Caring for a Spouse

elderly couple walkingPeople who provide care for an ailing spouse or partner don’t need Valentine’s Day to remind them of the unique challenges they face. Without support from others, those challenges can seem overwhelming. A few simple tips may not make every day into Valentine’s Day, but they can help you remain strong as your bond changes over time: – Connect with others. Spousal caregivers tend to spend more time with their spouses than most married people, yet they often feel extremely alone, especially in the case of disorders that affect cognitive function. There’s no substitute for the support and understanding of other spousal caregivers. The Well Spouse Organization and other groups can connect you with your peers. – Keep communicating. Try to communicate a full range of emotions with your spouse, including gratitude for efforts to support your caregiving. Many caregivers and their spouses develop an intimate brand of humor to express their affection as well as their frustration. (Here are some general tips for communicating with a care recipient.) – Educate yourself.
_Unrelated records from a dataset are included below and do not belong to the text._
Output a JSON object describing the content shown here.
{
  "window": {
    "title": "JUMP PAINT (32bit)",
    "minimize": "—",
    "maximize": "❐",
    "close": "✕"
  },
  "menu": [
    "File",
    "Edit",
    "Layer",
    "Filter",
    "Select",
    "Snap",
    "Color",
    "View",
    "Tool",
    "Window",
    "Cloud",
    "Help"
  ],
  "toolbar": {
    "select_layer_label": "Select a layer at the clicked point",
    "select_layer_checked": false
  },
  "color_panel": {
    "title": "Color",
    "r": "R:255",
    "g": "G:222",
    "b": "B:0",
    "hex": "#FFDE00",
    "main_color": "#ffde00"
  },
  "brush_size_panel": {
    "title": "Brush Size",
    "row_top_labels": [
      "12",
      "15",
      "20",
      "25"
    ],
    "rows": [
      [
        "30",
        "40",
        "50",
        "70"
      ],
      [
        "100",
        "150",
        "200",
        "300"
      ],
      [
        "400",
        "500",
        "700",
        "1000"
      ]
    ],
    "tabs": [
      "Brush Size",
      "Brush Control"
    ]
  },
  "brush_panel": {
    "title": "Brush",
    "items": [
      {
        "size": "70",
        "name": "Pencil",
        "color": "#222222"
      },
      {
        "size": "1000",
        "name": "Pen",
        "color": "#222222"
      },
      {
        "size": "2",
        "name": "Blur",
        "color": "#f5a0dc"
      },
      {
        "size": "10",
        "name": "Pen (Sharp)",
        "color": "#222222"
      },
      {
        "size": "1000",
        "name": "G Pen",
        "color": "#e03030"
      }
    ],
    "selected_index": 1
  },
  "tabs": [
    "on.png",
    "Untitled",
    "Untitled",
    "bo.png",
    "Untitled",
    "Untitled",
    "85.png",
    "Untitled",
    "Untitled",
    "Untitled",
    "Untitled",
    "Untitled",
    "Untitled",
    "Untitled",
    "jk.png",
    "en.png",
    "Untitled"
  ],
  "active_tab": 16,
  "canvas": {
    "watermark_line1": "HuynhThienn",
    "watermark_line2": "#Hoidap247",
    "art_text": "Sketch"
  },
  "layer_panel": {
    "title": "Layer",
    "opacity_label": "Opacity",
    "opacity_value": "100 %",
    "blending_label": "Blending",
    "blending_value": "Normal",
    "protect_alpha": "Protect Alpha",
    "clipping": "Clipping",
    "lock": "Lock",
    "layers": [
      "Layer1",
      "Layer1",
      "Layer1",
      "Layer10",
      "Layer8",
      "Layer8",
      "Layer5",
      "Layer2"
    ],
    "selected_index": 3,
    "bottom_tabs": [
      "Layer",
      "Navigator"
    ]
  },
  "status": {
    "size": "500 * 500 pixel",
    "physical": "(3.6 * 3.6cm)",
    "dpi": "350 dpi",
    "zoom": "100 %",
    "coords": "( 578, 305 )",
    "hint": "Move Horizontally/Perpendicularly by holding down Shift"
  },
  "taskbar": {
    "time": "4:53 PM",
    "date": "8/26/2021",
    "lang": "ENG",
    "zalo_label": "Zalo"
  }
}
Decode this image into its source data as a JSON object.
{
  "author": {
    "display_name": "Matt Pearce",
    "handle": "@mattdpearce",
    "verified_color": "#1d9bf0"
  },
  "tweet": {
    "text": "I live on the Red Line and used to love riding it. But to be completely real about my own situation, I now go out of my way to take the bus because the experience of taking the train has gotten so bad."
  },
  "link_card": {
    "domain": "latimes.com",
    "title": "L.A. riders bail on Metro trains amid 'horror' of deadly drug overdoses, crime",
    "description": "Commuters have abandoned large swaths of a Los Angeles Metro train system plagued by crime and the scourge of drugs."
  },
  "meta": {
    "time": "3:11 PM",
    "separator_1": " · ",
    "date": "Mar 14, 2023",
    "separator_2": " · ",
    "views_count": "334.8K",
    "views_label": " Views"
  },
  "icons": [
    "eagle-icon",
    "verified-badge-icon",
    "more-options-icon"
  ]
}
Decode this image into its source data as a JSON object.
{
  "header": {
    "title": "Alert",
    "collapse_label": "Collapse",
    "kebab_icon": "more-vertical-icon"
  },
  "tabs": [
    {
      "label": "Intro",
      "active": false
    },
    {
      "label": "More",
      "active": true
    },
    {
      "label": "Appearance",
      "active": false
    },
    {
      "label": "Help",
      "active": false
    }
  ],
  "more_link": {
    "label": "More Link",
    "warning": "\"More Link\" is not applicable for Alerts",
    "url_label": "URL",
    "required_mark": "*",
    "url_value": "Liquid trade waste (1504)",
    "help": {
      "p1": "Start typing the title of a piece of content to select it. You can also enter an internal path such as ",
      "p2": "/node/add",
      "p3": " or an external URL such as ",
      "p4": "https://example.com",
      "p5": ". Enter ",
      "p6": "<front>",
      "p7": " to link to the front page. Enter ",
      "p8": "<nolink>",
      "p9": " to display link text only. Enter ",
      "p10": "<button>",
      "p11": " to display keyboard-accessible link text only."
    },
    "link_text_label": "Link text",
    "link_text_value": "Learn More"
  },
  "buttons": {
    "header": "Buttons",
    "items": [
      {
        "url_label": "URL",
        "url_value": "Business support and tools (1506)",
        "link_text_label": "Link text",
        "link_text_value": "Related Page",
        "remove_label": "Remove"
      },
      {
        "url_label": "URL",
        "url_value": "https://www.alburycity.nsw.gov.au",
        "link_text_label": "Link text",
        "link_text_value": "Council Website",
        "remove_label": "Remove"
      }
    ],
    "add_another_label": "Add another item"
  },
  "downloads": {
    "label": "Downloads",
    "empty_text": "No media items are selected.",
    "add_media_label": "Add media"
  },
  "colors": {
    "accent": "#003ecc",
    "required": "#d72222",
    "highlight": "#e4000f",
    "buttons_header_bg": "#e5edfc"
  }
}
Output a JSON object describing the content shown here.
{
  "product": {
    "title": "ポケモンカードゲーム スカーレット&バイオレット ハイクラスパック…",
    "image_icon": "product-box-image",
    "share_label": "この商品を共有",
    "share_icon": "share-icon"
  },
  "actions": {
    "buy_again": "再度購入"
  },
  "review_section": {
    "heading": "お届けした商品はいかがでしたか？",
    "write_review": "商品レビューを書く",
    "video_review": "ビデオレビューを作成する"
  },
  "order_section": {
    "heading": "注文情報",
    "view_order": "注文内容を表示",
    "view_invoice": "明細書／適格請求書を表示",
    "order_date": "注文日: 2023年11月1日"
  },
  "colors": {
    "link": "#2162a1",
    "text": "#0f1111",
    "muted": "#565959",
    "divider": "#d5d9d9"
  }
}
Staying informed about your loved one’s condition isn’t just a way to make sure you’re providing effective care — it can also connect you with other caregivers facing similar challenges. Look into disease-specific support organizations such as The Alzheimer’s Spouse. – Talk about sex. Lost or changing sexual intimacy is one of the most under-discussed challenges caregivers experience, and it’s often not a straightforward matter. For example, it’s sometimes the caregiver’s stress and exhaustion, not the care recipient’s condition, that gets in the way. Air such issues with your partner, if possible, or your support network. – Go easy on yourself. Many spousal caregivers don’t distinguish their responsibilities as a loving spouse from the intensive, day-to-day caregiving they now provide. As a result, they often carry a heavy burden of guilt or resentment about perfectly normal thoughts and feelings. Again, discussing your feelings with others is often the most important step.